PROBLEM DESCRIPTION:
Print each record below precisely, with every picture left out of the copy.

INFORMATION SUPPLIED:
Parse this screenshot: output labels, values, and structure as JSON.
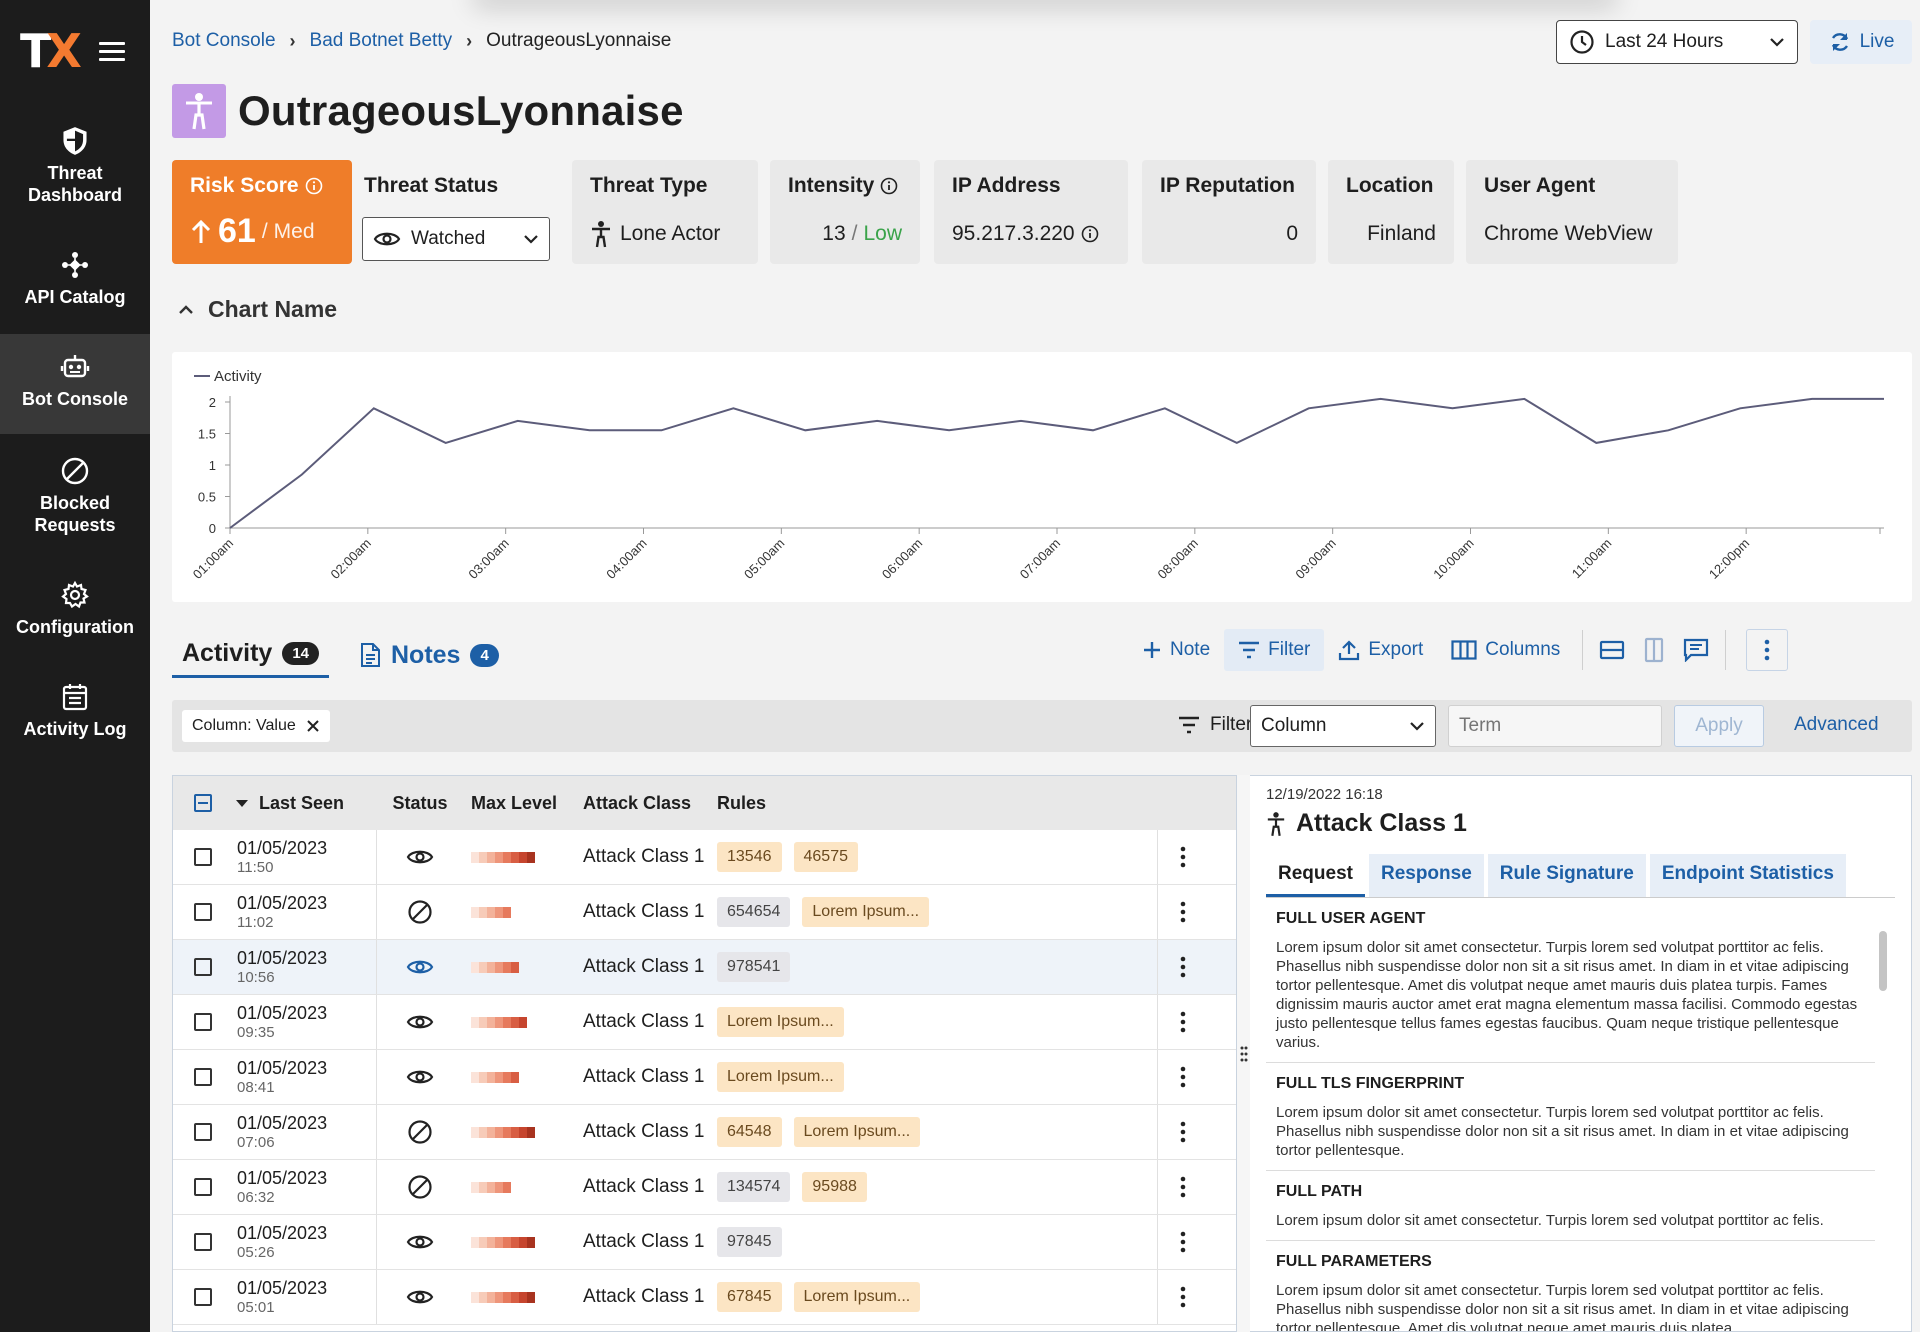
{
  "sidebar": {
    "logo_t": "T",
    "logo_x": "X",
    "items": [
      {
        "label": "Threat Dashboard",
        "icon": "shield-icon"
      },
      {
        "label": "API Catalog",
        "icon": "api-network-icon"
      },
      {
        "label": "Bot Console",
        "icon": "robot-icon",
        "active": true
      },
      {
        "label": "Blocked Requests",
        "icon": "blocked-icon"
      },
      {
        "label": "Configuration",
        "icon": "gear-icon"
      },
      {
        "label": "Activity Log",
        "icon": "calendar-list-icon"
      }
    ]
  },
  "breadcrumb": {
    "items": [
      "Bot Console",
      "Bad Botnet Betty"
    ],
    "current": "OutrageousLyonnaise"
  },
  "time_range": {
    "label": "Last 24 Hours"
  },
  "live": {
    "label": "Live"
  },
  "page_title": "OutrageousLyonnaise",
  "kpis": {
    "risk": {
      "label": "Risk Score",
      "value": "61",
      "level": "Med"
    },
    "threat_status": {
      "label": "Threat Status",
      "value": "Watched"
    },
    "threat_type": {
      "label": "Threat Type",
      "value": "Lone Actor"
    },
    "intensity": {
      "label": "Intensity",
      "value": "13",
      "sep": "/",
      "level": "Low"
    },
    "ip": {
      "label": "IP Address",
      "value": "95.217.3.220"
    },
    "ip_rep": {
      "label": "IP Reputation",
      "value": "0"
    },
    "location": {
      "label": "Location",
      "value": "Finland"
    },
    "user_agent": {
      "label": "User Agent",
      "value": "Chrome WebView"
    }
  },
  "chart_section_label": "Chart Name",
  "chart_data": {
    "type": "line",
    "legend": "Activity",
    "y_ticks": [
      "0",
      "0.5",
      "1",
      "1.5",
      "2"
    ],
    "ylim": [
      0,
      2
    ],
    "x_labels": [
      "01:00am",
      "02:00am",
      "03:00am",
      "04:00am",
      "05:00am",
      "06:00am",
      "07:00am",
      "08:00am",
      "09:00am",
      "10:00am",
      "11:00am",
      "12:00pm"
    ],
    "series": [
      {
        "name": "Activity",
        "color": "#5c5c7a",
        "values": [
          0,
          0.85,
          1.9,
          1.35,
          1.7,
          1.55,
          1.55,
          1.9,
          1.55,
          1.7,
          1.55,
          1.7,
          1.55,
          1.9,
          1.35,
          1.9,
          2.05,
          1.9,
          2.05,
          1.35,
          1.55,
          1.9,
          2.05,
          2.05
        ]
      }
    ]
  },
  "tabs": {
    "activity": {
      "label": "Activity",
      "count": "14"
    },
    "notes": {
      "label": "Notes",
      "count": "4"
    }
  },
  "toolbar": {
    "note": "Note",
    "filter": "Filter",
    "export": "Export",
    "columns": "Columns"
  },
  "filter": {
    "chip": "Column: Value",
    "label": "Filter:",
    "column": "Column",
    "term_placeholder": "Term",
    "apply": "Apply",
    "advanced": "Advanced"
  },
  "table": {
    "headers": {
      "last_seen": "Last Seen",
      "status": "Status",
      "max_level": "Max Level",
      "attack_class": "Attack Class",
      "rules": "Rules"
    },
    "rows": [
      {
        "date": "01/05/2023",
        "time": "11:50",
        "status": "watched",
        "level": 8,
        "attack_class": "Attack Class 1",
        "rules": [
          {
            "t": "13546",
            "c": "o"
          },
          {
            "t": "46575",
            "c": "o"
          }
        ]
      },
      {
        "date": "01/05/2023",
        "time": "11:02",
        "status": "blocked",
        "level": 5,
        "attack_class": "Attack Class 1",
        "rules": [
          {
            "t": "654654",
            "c": "g"
          },
          {
            "t": "Lorem Ipsum...",
            "c": "o"
          }
        ]
      },
      {
        "date": "01/05/2023",
        "time": "10:56",
        "status": "watched-active",
        "level": 6,
        "attack_class": "Attack Class 1",
        "rules": [
          {
            "t": "978541",
            "c": "g"
          }
        ],
        "highlight": true
      },
      {
        "date": "01/05/2023",
        "time": "09:35",
        "status": "watched",
        "level": 7,
        "attack_class": "Attack Class 1",
        "rules": [
          {
            "t": "Lorem Ipsum...",
            "c": "o"
          }
        ]
      },
      {
        "date": "01/05/2023",
        "time": "08:41",
        "status": "watched",
        "level": 6,
        "attack_class": "Attack Class 1",
        "rules": [
          {
            "t": "Lorem Ipsum...",
            "c": "o"
          }
        ]
      },
      {
        "date": "01/05/2023",
        "time": "07:06",
        "status": "blocked",
        "level": 8,
        "attack_class": "Attack Class 1",
        "rules": [
          {
            "t": "64548",
            "c": "o"
          },
          {
            "t": "Lorem Ipsum...",
            "c": "o"
          }
        ]
      },
      {
        "date": "01/05/2023",
        "time": "06:32",
        "status": "blocked",
        "level": 5,
        "attack_class": "Attack Class 1",
        "rules": [
          {
            "t": "134574",
            "c": "g"
          },
          {
            "t": "95988",
            "c": "o"
          }
        ]
      },
      {
        "date": "01/05/2023",
        "time": "05:26",
        "status": "watched",
        "level": 8,
        "attack_class": "Attack Class 1",
        "rules": [
          {
            "t": "97845",
            "c": "g"
          }
        ]
      },
      {
        "date": "01/05/2023",
        "time": "05:01",
        "status": "watched",
        "level": 8,
        "attack_class": "Attack Class 1",
        "rules": [
          {
            "t": "67845",
            "c": "o"
          },
          {
            "t": "Lorem Ipsum...",
            "c": "o"
          }
        ]
      }
    ]
  },
  "detail": {
    "date": "12/19/2022 16:18",
    "title": "Attack Class 1",
    "tabs": [
      "Request",
      "Response",
      "Rule Signature",
      "Endpoint Statistics"
    ],
    "sections": [
      {
        "title": "FULL USER AGENT",
        "text": "Lorem ipsum dolor sit amet consectetur. Turpis lorem sed volutpat porttitor ac felis. Phasellus nibh suspendisse dolor non sit a sit risus amet. In diam in et vitae adipiscing tortor pellentesque. Amet dis volutpat neque amet mauris duis platea turpis. Fames dignissim mauris auctor amet erat magna elementum massa facilisi. Commodo egestas justo pellentesque tellus fames egestas faucibus. Quam neque tristique pellentesque varius."
      },
      {
        "title": "FULL TLS FINGERPRINT",
        "text": "Lorem ipsum dolor sit amet consectetur. Turpis lorem sed volutpat porttitor ac felis. Phasellus nibh suspendisse dolor non sit a sit risus amet. In diam in et vitae adipiscing tortor pellentesque."
      },
      {
        "title": "FULL PATH",
        "text": "Lorem ipsum dolor sit amet consectetur. Turpis lorem sed volutpat porttitor ac felis."
      },
      {
        "title": "FULL PARAMETERS",
        "text": "Lorem ipsum dolor sit amet consectetur. Turpis lorem sed volutpat porttitor ac felis. Phasellus nibh suspendisse dolor non sit a sit risus amet. In diam in et vitae adipiscing tortor pellentesque. Amet dis volutpat neque amet mauris duis platea"
      }
    ]
  },
  "colors": {
    "accent": "#1d5fa6",
    "risk": "#ef7d29",
    "low": "#3aa34a",
    "sidebar": "#1c1c1c"
  }
}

SOLUTION TO THIS PROBLEM:
Parse this screenshot: output labels, values, and structure as JSON.
{
  "sidebar": {
    "logo_t": "T",
    "logo_x": "X",
    "items": [
      {
        "label": "Threat Dashboard",
        "icon": "shield-icon"
      },
      {
        "label": "API Catalog",
        "icon": "api-network-icon"
      },
      {
        "label": "Bot Console",
        "icon": "robot-icon",
        "active": true
      },
      {
        "label": "Blocked Requests",
        "icon": "blocked-icon"
      },
      {
        "label": "Configuration",
        "icon": "gear-icon"
      },
      {
        "label": "Activity Log",
        "icon": "calendar-list-icon"
      }
    ]
  },
  "breadcrumb": {
    "items": [
      "Bot Console",
      "Bad Botnet Betty"
    ],
    "current": "OutrageousLyonnaise"
  },
  "time_range": {
    "label": "Last 24 Hours"
  },
  "live": {
    "label": "Live"
  },
  "page_title": "OutrageousLyonnaise",
  "kpis": {
    "risk": {
      "label": "Risk Score",
      "value": "61",
      "level": "Med"
    },
    "threat_status": {
      "label": "Threat Status",
      "value": "Watched"
    },
    "threat_type": {
      "label": "Threat Type",
      "value": "Lone Actor"
    },
    "intensity": {
      "label": "Intensity",
      "value": "13",
      "sep": "/",
      "level": "Low"
    },
    "ip": {
      "label": "IP Address",
      "value": "95.217.3.220"
    },
    "ip_rep": {
      "label": "IP Reputation",
      "value": "0"
    },
    "location": {
      "label": "Location",
      "value": "Finland"
    },
    "user_agent": {
      "label": "User Agent",
      "value": "Chrome WebView"
    }
  },
  "chart_section_label": "Chart Name",
  "chart_data": {
    "type": "line",
    "legend": "Activity",
    "y_ticks": [
      "0",
      "0.5",
      "1",
      "1.5",
      "2"
    ],
    "ylim": [
      0,
      2
    ],
    "x_labels": [
      "01:00am",
      "02:00am",
      "03:00am",
      "04:00am",
      "05:00am",
      "06:00am",
      "07:00am",
      "08:00am",
      "09:00am",
      "10:00am",
      "11:00am",
      "12:00pm"
    ],
    "series": [
      {
        "name": "Activity",
        "color": "#5c5c7a",
        "values": [
          0,
          0.85,
          1.9,
          1.35,
          1.7,
          1.55,
          1.55,
          1.9,
          1.55,
          1.7,
          1.55,
          1.7,
          1.55,
          1.9,
          1.35,
          1.9,
          2.05,
          1.9,
          2.05,
          1.35,
          1.55,
          1.9,
          2.05,
          2.05
        ]
      }
    ]
  },
  "tabs": {
    "activity": {
      "label": "Activity",
      "count": "14"
    },
    "notes": {
      "label": "Notes",
      "count": "4"
    }
  },
  "toolbar": {
    "note": "Note",
    "filter": "Filter",
    "export": "Export",
    "columns": "Columns"
  },
  "filter": {
    "chip": "Column: Value",
    "label": "Filter:",
    "column": "Column",
    "term_placeholder": "Term",
    "apply": "Apply",
    "advanced": "Advanced"
  },
  "table": {
    "headers": {
      "last_seen": "Last Seen",
      "status": "Status",
      "max_level": "Max Level",
      "attack_class": "Attack Class",
      "rules": "Rules"
    },
    "rows": [
      {
        "date": "01/05/2023",
        "time": "11:50",
        "status": "watched",
        "level": 8,
        "attack_class": "Attack Class 1",
        "rules": [
          {
            "t": "13546",
            "c": "o"
          },
          {
            "t": "46575",
            "c": "o"
          }
        ]
      },
      {
        "date": "01/05/2023",
        "time": "11:02",
        "status": "blocked",
        "level": 5,
        "attack_class": "Attack Class 1",
        "rules": [
          {
            "t": "654654",
            "c": "g"
          },
          {
            "t": "Lorem Ipsum...",
            "c": "o"
          }
        ]
      },
      {
        "date": "01/05/2023",
        "time": "10:56",
        "status": "watched-active",
        "level": 6,
        "attack_class": "Attack Class 1",
        "rules": [
          {
            "t": "978541",
            "c": "g"
          }
        ],
        "highlight": true
      },
      {
        "date": "01/05/2023",
        "time": "09:35",
        "status": "watched",
        "level": 7,
        "attack_class": "Attack Class 1",
        "rules": [
          {
            "t": "Lorem Ipsum...",
            "c": "o"
          }
        ]
      },
      {
        "date": "01/05/2023",
        "time": "08:41",
        "status": "watched",
        "level": 6,
        "attack_class": "Attack Class 1",
        "rules": [
          {
            "t": "Lorem Ipsum...",
            "c": "o"
          }
        ]
      },
      {
        "date": "01/05/2023",
        "time": "07:06",
        "status": "blocked",
        "level": 8,
        "attack_class": "Attack Class 1",
        "rules": [
          {
            "t": "64548",
            "c": "o"
          },
          {
            "t": "Lorem Ipsum...",
            "c": "o"
          }
        ]
      },
      {
        "date": "01/05/2023",
        "time": "06:32",
        "status": "blocked",
        "level": 5,
        "attack_class": "Attack Class 1",
        "rules": [
          {
            "t": "134574",
            "c": "g"
          },
          {
            "t": "95988",
            "c": "o"
          }
        ]
      },
      {
        "date": "01/05/2023",
        "time": "05:26",
        "status": "watched",
        "level": 8,
        "attack_class": "Attack Class 1",
        "rules": [
          {
            "t": "97845",
            "c": "g"
          }
        ]
      },
      {
        "date": "01/05/2023",
        "time": "05:01",
        "status": "watched",
        "level": 8,
        "attack_class": "Attack Class 1",
        "rules": [
          {
            "t": "67845",
            "c": "o"
          },
          {
            "t": "Lorem Ipsum...",
            "c": "o"
          }
        ]
      }
    ]
  },
  "detail": {
    "date": "12/19/2022 16:18",
    "title": "Attack Class 1",
    "tabs": [
      "Request",
      "Response",
      "Rule Signature",
      "Endpoint Statistics"
    ],
    "sections": [
      {
        "title": "FULL USER AGENT",
        "text": "Lorem ipsum dolor sit amet consectetur. Turpis lorem sed volutpat porttitor ac felis. Phasellus nibh suspendisse dolor non sit a sit risus amet. In diam in et vitae adipiscing tortor pellentesque. Amet dis volutpat neque amet mauris duis platea turpis. Fames dignissim mauris auctor amet erat magna elementum massa facilisi. Commodo egestas justo pellentesque tellus fames egestas faucibus. Quam neque tristique pellentesque varius."
      },
      {
        "title": "FULL TLS FINGERPRINT",
        "text": "Lorem ipsum dolor sit amet consectetur. Turpis lorem sed volutpat porttitor ac felis. Phasellus nibh suspendisse dolor non sit a sit risus amet. In diam in et vitae adipiscing tortor pellentesque."
      },
      {
        "title": "FULL PATH",
        "text": "Lorem ipsum dolor sit amet consectetur. Turpis lorem sed volutpat porttitor ac felis."
      },
      {
        "title": "FULL PARAMETERS",
        "text": "Lorem ipsum dolor sit amet consectetur. Turpis lorem sed volutpat porttitor ac felis. Phasellus nibh suspendisse dolor non sit a sit risus amet. In diam in et vitae adipiscing tortor pellentesque. Amet dis volutpat neque amet mauris duis platea"
      }
    ]
  },
  "colors": {
    "accent": "#1d5fa6",
    "risk": "#ef7d29",
    "low": "#3aa34a",
    "sidebar": "#1c1c1c"
  }
}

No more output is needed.